* The problem *
Please copy the listing below in its entirety, without alteration.

* Entries supplied *
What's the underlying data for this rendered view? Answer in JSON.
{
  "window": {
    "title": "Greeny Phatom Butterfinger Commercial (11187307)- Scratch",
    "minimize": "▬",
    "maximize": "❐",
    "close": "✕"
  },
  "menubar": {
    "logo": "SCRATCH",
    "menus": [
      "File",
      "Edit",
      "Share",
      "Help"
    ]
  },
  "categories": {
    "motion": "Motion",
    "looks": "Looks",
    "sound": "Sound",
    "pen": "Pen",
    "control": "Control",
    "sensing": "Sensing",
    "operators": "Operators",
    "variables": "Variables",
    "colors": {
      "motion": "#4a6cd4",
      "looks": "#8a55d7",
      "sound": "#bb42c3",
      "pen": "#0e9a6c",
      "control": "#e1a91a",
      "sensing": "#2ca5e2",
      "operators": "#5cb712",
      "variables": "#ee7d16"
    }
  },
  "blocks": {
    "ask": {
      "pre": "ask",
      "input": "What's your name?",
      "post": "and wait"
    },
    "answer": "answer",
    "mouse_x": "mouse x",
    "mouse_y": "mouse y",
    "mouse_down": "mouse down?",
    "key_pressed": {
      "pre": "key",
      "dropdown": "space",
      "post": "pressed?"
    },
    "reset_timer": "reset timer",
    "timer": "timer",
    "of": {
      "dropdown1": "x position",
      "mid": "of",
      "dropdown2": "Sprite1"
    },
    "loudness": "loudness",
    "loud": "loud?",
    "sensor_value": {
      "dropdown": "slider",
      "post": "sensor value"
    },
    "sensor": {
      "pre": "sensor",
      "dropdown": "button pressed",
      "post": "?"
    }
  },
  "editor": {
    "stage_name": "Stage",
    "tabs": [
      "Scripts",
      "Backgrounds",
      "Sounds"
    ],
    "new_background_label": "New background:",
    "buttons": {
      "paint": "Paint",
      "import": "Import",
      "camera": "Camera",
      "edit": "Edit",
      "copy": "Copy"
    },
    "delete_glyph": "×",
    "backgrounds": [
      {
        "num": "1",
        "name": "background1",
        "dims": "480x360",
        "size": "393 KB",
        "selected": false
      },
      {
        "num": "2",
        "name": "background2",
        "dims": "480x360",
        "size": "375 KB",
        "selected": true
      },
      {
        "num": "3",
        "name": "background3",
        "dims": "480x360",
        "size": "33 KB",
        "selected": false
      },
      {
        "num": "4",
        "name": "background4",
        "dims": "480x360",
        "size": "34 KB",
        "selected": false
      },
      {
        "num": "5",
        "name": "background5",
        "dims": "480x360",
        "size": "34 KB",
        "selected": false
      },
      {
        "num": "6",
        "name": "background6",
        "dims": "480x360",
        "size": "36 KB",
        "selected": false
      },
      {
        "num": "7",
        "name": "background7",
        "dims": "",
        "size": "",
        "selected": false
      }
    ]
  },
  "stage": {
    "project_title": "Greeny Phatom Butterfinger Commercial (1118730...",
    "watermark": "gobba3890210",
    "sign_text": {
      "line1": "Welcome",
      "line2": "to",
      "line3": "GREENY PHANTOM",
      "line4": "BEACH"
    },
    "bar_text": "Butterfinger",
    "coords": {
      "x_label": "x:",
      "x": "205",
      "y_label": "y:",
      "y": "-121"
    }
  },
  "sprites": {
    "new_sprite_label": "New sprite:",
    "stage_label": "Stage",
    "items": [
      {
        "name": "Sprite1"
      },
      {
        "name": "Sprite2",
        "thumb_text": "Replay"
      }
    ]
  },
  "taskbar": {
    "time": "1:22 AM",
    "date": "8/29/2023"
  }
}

* Reply to the exercise *
What's the underlying data for this rendered view? Answer in JSON.
{
  "window": {
    "title": "Greeny Phatom Butterfinger Commercial (11187307)- Scratch",
    "minimize": "▬",
    "maximize": "❐",
    "close": "✕"
  },
  "menubar": {
    "logo": "SCRATCH",
    "menus": [
      "File",
      "Edit",
      "Share",
      "Help"
    ]
  },
  "categories": {
    "motion": "Motion",
    "looks": "Looks",
    "sound": "Sound",
    "pen": "Pen",
    "control": "Control",
    "sensing": "Sensing",
    "operators": "Operators",
    "variables": "Variables",
    "colors": {
      "motion": "#4a6cd4",
      "looks": "#8a55d7",
      "sound": "#bb42c3",
      "pen": "#0e9a6c",
      "control": "#e1a91a",
      "sensing": "#2ca5e2",
      "operators": "#5cb712",
      "variables": "#ee7d16"
    }
  },
  "blocks": {
    "ask": {
      "pre": "ask",
      "input": "What's your name?",
      "post": "and wait"
    },
    "answer": "answer",
    "mouse_x": "mouse x",
    "mouse_y": "mouse y",
    "mouse_down": "mouse down?",
    "key_pressed": {
      "pre": "key",
      "dropdown": "space",
      "post": "pressed?"
    },
    "reset_timer": "reset timer",
    "timer": "timer",
    "of": {
      "dropdown1": "x position",
      "mid": "of",
      "dropdown2": "Sprite1"
    },
    "loudness": "loudness",
    "loud": "loud?",
    "sensor_value": {
      "dropdown": "slider",
      "post": "sensor value"
    },
    "sensor": {
      "pre": "sensor",
      "dropdown": "button pressed",
      "post": "?"
    }
  },
  "editor": {
    "stage_name": "Stage",
    "tabs": [
      "Scripts",
      "Backgrounds",
      "Sounds"
    ],
    "new_background_label": "New background:",
    "buttons": {
      "paint": "Paint",
      "import": "Import",
      "camera": "Camera",
      "edit": "Edit",
      "copy": "Copy"
    },
    "delete_glyph": "×",
    "backgrounds": [
      {
        "num": "1",
        "name": "background1",
        "dims": "480x360",
        "size": "393 KB",
        "selected": false
      },
      {
        "num": "2",
        "name": "background2",
        "dims": "480x360",
        "size": "375 KB",
        "selected": true
      },
      {
        "num": "3",
        "name": "background3",
        "dims": "480x360",
        "size": "33 KB",
        "selected": false
      },
      {
        "num": "4",
        "name": "background4",
        "dims": "480x360",
        "size": "34 KB",
        "selected": false
      },
      {
        "num": "5",
        "name": "background5",
        "dims": "480x360",
        "size": "34 KB",
        "selected": false
      },
      {
        "num": "6",
        "name": "background6",
        "dims": "480x360",
        "size": "36 KB",
        "selected": false
      },
      {
        "num": "7",
        "name": "background7",
        "dims": "",
        "size": "",
        "selected": false
      }
    ]
  },
  "stage": {
    "project_title": "Greeny Phatom Butterfinger Commercial (1118730...",
    "watermark": "gobba3890210",
    "sign_text": {
      "line1": "Welcome",
      "line2": "to",
      "line3": "GREENY PHANTOM",
      "line4": "BEACH"
    },
    "bar_text": "Butterfinger",
    "coords": {
      "x_label": "x:",
      "x": "205",
      "y_label": "y:",
      "y": "-121"
    }
  },
  "sprites": {
    "new_sprite_label": "New sprite:",
    "stage_label": "Stage",
    "items": [
      {
        "name": "Sprite1"
      },
      {
        "name": "Sprite2",
        "thumb_text": "Replay"
      }
    ]
  },
  "taskbar": {
    "time": "1:22 AM",
    "date": "8/29/2023"
  }
}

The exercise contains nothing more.